It took nearly a full generation, but the city of Berlin finally succeeded in rising from the ashes of the Cold War and showing the world that it belonged on the global stage. Germany's extraordinarily successful hosting of the 2006 World Cup culminated at its reunified capital city, with the final being held in the storied Olympic Stadium, where seventy years earlier was held the very Olympics made famous by Jesse Owens.
But the sixteen years between reunification and the World Cup Finals saw Berlin undergoing total rehab. During the four visits I made there between 2000 and 2004, I witnessed various stages of the overhaul -- including the complete renovation of the Brandenburg Gate, its adjacent market square the Pariser Platz, and the full Unter den Linden. Much of the evidence of the city's former divide (the Berlin Wall) has been replaced by simple markings on the ground and the erection of a couple museums.

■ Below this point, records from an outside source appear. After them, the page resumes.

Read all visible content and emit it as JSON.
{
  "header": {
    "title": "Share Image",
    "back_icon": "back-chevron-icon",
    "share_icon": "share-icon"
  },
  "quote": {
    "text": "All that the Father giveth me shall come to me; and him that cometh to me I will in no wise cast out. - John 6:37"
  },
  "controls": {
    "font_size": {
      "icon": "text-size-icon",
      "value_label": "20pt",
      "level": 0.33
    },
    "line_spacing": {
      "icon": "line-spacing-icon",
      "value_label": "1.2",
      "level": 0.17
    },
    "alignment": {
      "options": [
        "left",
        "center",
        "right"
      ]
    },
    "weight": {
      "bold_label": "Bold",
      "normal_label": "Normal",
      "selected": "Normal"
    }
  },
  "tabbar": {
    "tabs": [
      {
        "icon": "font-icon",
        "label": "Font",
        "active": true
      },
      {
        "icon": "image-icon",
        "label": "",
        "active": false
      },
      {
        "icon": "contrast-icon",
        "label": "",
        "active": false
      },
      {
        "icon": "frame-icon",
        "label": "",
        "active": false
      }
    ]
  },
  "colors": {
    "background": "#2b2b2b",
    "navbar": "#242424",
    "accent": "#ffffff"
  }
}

Originally, this travelogue was built in two chapters and a photo gallery, but with the completion of the city I felt it was worth expanding to four with a gallery. One chapter focuses on the former West Berlin, which became very cosmopolitan during the occupation of American, British, and French forces. This district looked much like any regular western European or American city, teeming with the usual slate of chain department stores. It also held the Tiergarten, Olympic Stadium and the beautiful Schloss Charlottenburg. Two chapters focus on the former East. One is on the famous Unter den Linden that ran from the Brandenburg Gate to the Museum Insel, containing Berlin's Cathedral and the Pergamon Museum. The other chapter, titled East Berlin, covers the rest of the East, including the Rathausplatz, the Alexanderplatz and a walk around portions of the city that perhaps have not yet recovered from the Cold War. I devoted a full chapter to the Berlin Wall itself, including the Berlin Wall Museums, the famous Checkpoint Charlie, and other memorials. Meanwhile, the Berlin Gallery chapter is a catch-all for photographs that didn't make it into the other chapters.

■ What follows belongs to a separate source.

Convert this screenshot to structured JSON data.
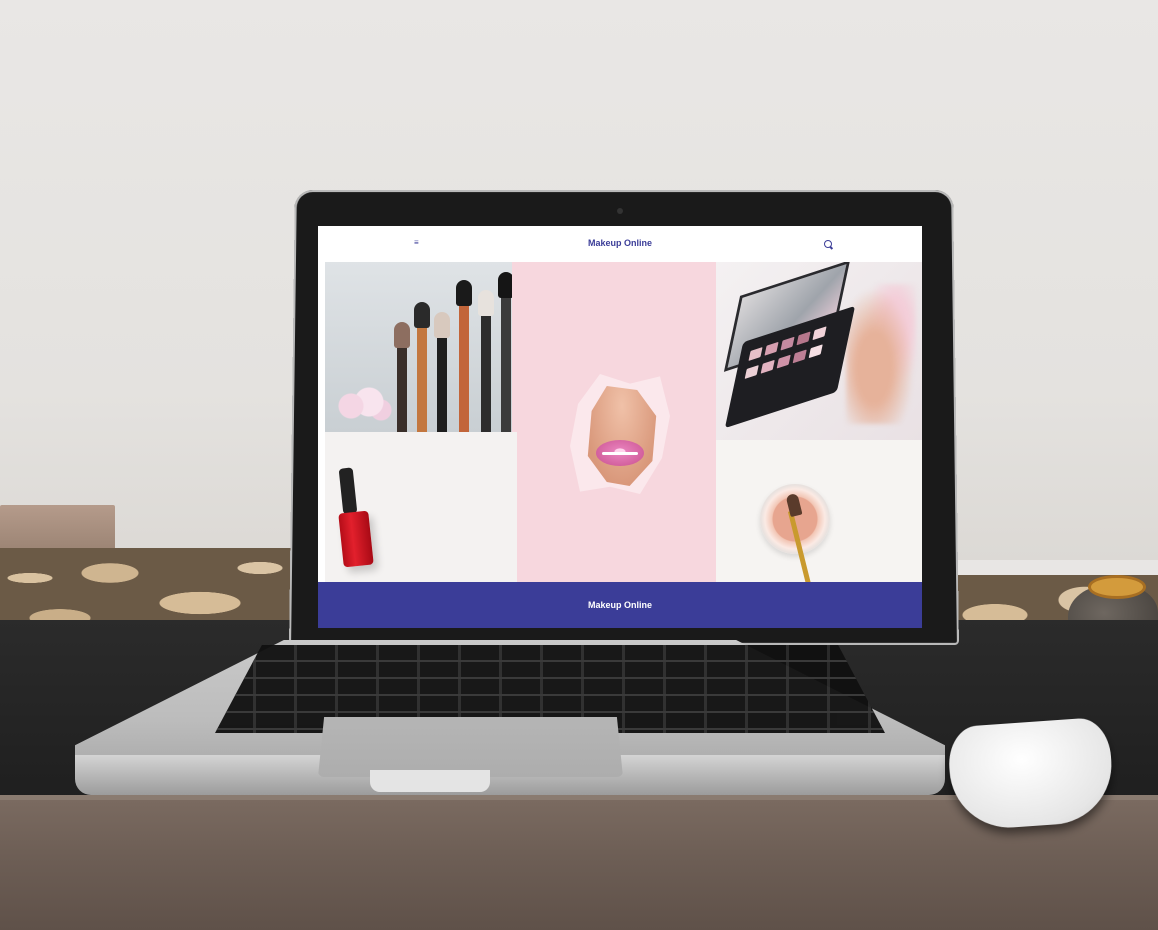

The map below shows how these chapters lay out geographically. The sectors depicting the former West and East are not precise and intended just for illustration and hyperlink. Also, the path of the Berlin Wall is only partial. It is not the whole city, I pretty much concentrating my tours along a west-east axis. There are a considerable number of attractions all around, so visitors are encouraged to pick up a good quality city guide so nothing is missed. If we do get back to Berlin, I suspect we'll spend a lot more time in the West.

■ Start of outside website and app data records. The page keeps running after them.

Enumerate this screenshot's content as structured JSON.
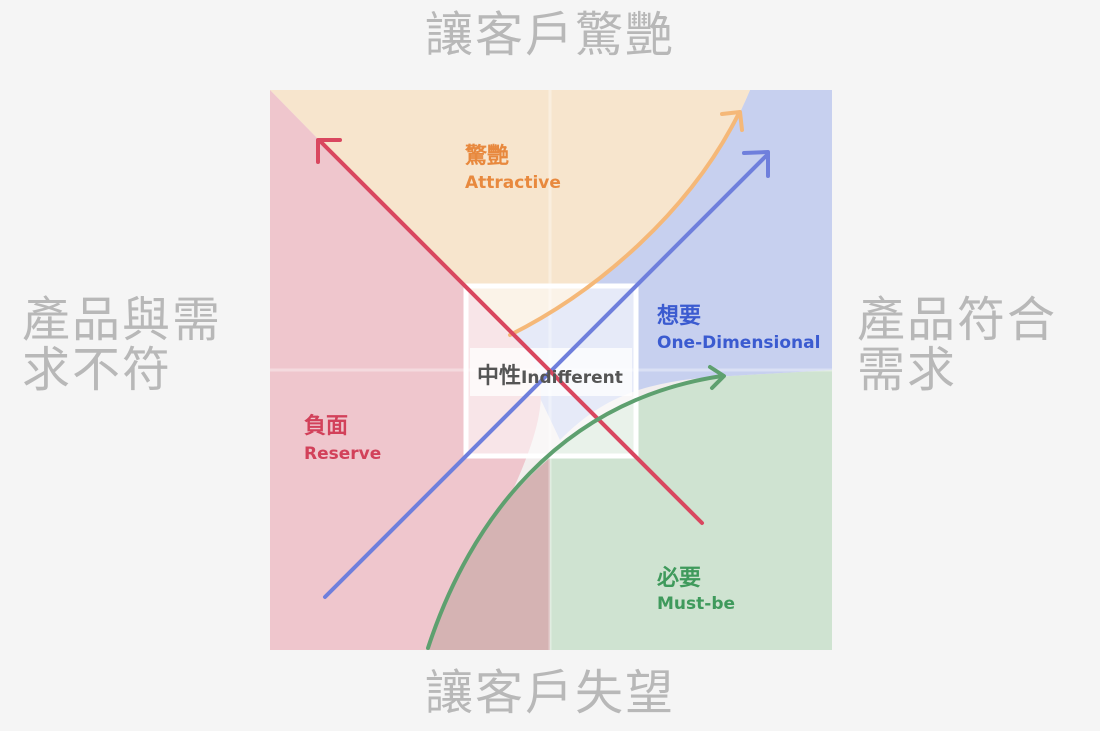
{
  "axes": {
    "top": "讓客戶驚艷",
    "bottom": "讓客戶失望",
    "left": "產品與需求不符",
    "right": "產品符合需求"
  },
  "zones": {
    "attractive": {
      "zh": "驚艷",
      "en": "Attractive",
      "color": "#e8893e"
    },
    "one_dimensional": {
      "zh": "想要",
      "en": "One-Dimensional",
      "color": "#3b5bd0"
    },
    "reserve": {
      "zh": "負面",
      "en": "Reserve",
      "color": "#d2415a"
    },
    "must_be": {
      "zh": "必要",
      "en": "Must-be",
      "color": "#3f9a5c"
    },
    "indifferent": {
      "zh": "中性",
      "en": "Indifferent",
      "color": "#555555"
    }
  },
  "colors": {
    "attractive_fill": "#f7e5cd",
    "one_dimensional_fill": "#c7d0ef",
    "reserve_fill": "#efc6cd",
    "must_be_fill": "#cfe3d1",
    "overlap_fill": "#d5b3b3",
    "attractive_line": "#f5b878",
    "one_dimensional_line": "#6f7fdc",
    "reserve_line": "#d9475f",
    "must_be_line": "#5ea06f"
  }
}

Trips taken 13-14 April 2001, 29-30 June 2002, 13-15 February 2004 -- Page last updated 18 August 2006 -- (C) 2002 Tom Galvin